Director's Note 005
Ground and Pattern September 21, 2002

Contemporary art is still “difficult to understand” for many people and not approachable. So, we need to ponder what it means to “understand,” however, I would like to write about the things I have realized through repeating the “Director’s Guide.”
People become much more interested in the artists’ works when I provide a little explanation of the site, the horserace field.

“This racehorse field is used for ‘Ban-ei horseracing’ in the winter. Other than in that season, it is empty, just like it is now. However, this is not the ruins of a track. Everything will be used again. In this stable, in winter, there will be a horse. More than 700 horses and 4500 people, including the families of stable men, will come. A town will suddenly appear in this space.

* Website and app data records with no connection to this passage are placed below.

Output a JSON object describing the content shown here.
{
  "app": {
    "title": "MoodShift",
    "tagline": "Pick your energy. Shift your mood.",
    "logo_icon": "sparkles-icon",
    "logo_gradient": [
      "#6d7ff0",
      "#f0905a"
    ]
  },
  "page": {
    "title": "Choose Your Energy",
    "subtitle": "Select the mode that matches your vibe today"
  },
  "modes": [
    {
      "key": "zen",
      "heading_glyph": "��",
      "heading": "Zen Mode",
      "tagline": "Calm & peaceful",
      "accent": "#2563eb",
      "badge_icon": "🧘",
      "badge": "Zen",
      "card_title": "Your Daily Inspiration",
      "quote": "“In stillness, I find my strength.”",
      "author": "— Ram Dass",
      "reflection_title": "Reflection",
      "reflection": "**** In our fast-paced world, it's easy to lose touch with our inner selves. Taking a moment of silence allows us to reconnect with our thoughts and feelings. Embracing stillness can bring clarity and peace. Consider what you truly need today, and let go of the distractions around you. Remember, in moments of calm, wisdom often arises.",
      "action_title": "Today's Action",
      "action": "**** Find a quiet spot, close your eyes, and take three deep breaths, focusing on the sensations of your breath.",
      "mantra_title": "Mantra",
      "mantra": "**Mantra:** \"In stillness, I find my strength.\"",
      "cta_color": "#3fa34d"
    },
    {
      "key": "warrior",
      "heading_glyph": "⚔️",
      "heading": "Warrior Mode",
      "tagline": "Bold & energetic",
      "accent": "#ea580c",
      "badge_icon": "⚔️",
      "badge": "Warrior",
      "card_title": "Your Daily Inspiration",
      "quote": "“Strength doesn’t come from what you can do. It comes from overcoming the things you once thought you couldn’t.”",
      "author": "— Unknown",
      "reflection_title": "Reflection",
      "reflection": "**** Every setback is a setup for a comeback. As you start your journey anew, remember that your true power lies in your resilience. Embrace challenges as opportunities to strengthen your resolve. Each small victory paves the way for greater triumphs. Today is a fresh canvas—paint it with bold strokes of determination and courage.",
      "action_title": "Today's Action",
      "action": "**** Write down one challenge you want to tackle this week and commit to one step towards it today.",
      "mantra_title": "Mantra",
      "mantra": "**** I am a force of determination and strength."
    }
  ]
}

The stable zone spreading to the west of the racehorse track still has the look of old Obihiro. You can see such a landscape within one kilometer of Obihiro Station. Regarding the relationship between people and horses in Tokachi, this is a cultural legacy. This time, I wanted to use a contemporary art exhibition to reveal such a site to the local community. I think of ‘ground and pattern.’ You can think of curtains or wallpaper. You have such a wonderful ground, but you take it for granted. So by adding some unfamiliar patterns, you will rediscover the extraordinary ground. I see the contemporary artworks in Demeter as such ‘patterns.’”
I try to convey my feelings in this way.

I have been always interested in this idea of “ground and pattern.” It became clear to me as I was speaking to the audience. Why did I give the subtitle, “art and environment” to P3, the team I lead?
I try to focus on the interaction between art, which is people’s work, and the environment, that is, the surroundings. I have received some critiques about the video works from art critics and journalists I respect. They have criticized that the video works are not site-specific, as they can be shown anywhere. They also wrote that some artists brought works that are unrelated to Obihiro. However, I do not think that video works are limited to the screens and monitors that show the works. That way of thinking is similar to the idea that paintings are in frames and sculptures are on stands. I actually saw Kim Sooja’s video work, in the back of a stable, and Cine Nomad’s Three Windows, in the restructured Mongolian ger, with feelings totally different from when the works were shown on the white wall of a museum.

I began thinking about what was produced from “Demeter.”

(Written by Serizawa Takashi)